## DIRECTIONS FOR THIS TASK
Lines with the word "title" are the ones wanted. Copy each of them from the entries below.

---------- EXCERPTED DATA

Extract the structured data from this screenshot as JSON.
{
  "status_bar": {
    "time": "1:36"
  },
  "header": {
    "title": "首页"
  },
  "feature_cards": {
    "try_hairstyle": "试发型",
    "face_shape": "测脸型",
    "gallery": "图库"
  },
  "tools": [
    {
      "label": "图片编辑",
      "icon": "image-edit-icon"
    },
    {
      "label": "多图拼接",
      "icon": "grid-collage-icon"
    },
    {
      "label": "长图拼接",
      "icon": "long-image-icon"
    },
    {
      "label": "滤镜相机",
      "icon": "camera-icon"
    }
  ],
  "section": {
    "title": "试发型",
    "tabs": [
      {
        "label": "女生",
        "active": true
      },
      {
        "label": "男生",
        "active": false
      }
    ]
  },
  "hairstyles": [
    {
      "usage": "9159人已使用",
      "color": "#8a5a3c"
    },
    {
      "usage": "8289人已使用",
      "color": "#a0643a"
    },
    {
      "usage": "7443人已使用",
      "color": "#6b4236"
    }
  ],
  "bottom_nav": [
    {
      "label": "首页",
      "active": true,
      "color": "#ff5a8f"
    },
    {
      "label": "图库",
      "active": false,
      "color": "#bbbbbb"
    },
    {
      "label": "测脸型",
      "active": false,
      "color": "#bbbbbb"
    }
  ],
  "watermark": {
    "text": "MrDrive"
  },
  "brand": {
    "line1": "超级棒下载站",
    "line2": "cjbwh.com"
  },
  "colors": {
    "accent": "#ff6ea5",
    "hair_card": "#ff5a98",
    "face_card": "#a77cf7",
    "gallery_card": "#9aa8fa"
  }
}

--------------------
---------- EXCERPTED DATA

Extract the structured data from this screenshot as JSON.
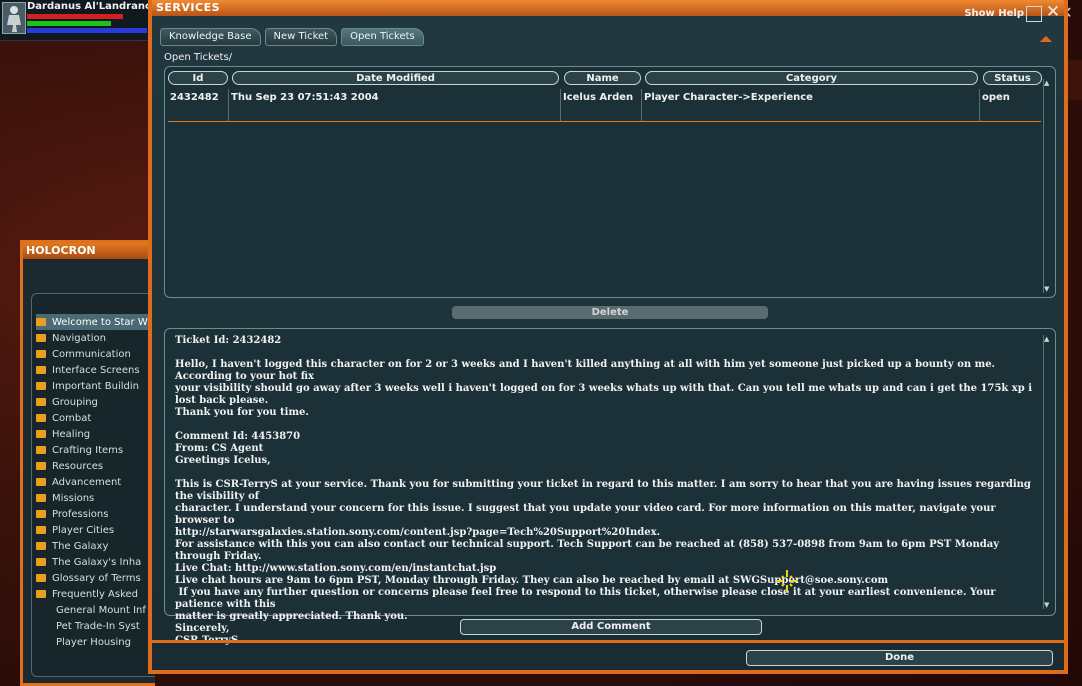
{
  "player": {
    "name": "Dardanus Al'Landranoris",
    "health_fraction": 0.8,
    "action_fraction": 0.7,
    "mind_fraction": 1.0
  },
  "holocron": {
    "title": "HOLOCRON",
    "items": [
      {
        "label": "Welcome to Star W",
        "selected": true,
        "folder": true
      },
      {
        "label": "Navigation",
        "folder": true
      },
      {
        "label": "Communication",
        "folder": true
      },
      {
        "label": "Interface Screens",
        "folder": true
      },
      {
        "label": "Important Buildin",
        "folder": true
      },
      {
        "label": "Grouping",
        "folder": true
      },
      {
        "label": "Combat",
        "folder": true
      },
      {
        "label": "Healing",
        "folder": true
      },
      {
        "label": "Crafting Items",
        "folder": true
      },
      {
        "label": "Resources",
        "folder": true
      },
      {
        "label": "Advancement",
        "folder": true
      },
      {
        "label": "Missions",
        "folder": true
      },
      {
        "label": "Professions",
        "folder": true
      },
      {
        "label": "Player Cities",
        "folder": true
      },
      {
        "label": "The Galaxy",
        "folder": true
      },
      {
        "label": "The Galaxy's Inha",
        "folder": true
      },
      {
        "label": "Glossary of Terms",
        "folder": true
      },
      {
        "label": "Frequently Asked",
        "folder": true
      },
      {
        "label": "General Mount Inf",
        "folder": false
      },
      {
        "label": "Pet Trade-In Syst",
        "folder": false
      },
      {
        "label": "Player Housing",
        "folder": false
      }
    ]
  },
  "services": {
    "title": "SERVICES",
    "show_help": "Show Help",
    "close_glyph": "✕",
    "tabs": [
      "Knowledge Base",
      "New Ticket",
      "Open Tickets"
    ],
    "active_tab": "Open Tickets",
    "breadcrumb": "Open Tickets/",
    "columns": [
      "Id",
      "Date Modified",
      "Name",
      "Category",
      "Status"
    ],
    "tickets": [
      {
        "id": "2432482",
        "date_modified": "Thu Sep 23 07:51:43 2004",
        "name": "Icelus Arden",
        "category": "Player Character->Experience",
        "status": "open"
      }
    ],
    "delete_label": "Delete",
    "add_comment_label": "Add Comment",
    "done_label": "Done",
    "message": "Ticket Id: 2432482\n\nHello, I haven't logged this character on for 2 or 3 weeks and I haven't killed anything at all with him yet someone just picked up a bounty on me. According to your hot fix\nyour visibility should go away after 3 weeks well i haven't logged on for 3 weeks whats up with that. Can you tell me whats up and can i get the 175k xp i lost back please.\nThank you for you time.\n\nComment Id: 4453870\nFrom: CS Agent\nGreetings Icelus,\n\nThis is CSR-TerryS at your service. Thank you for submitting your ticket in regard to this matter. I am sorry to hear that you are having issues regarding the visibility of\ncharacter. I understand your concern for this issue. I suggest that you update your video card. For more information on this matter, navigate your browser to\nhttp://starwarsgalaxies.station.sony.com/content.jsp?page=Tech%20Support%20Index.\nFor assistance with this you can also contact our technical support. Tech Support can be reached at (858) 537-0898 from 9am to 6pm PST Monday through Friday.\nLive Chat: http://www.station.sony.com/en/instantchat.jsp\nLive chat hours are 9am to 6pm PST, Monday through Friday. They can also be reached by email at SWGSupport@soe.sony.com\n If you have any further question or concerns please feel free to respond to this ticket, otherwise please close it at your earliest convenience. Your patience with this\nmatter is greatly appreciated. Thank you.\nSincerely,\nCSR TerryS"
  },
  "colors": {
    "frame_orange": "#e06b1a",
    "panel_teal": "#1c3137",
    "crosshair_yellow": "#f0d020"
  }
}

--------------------

## REPLY
    "title": "首页"
    "title": "试发型",
    "title": "HOLOCRON",
    "title": "SERVICES",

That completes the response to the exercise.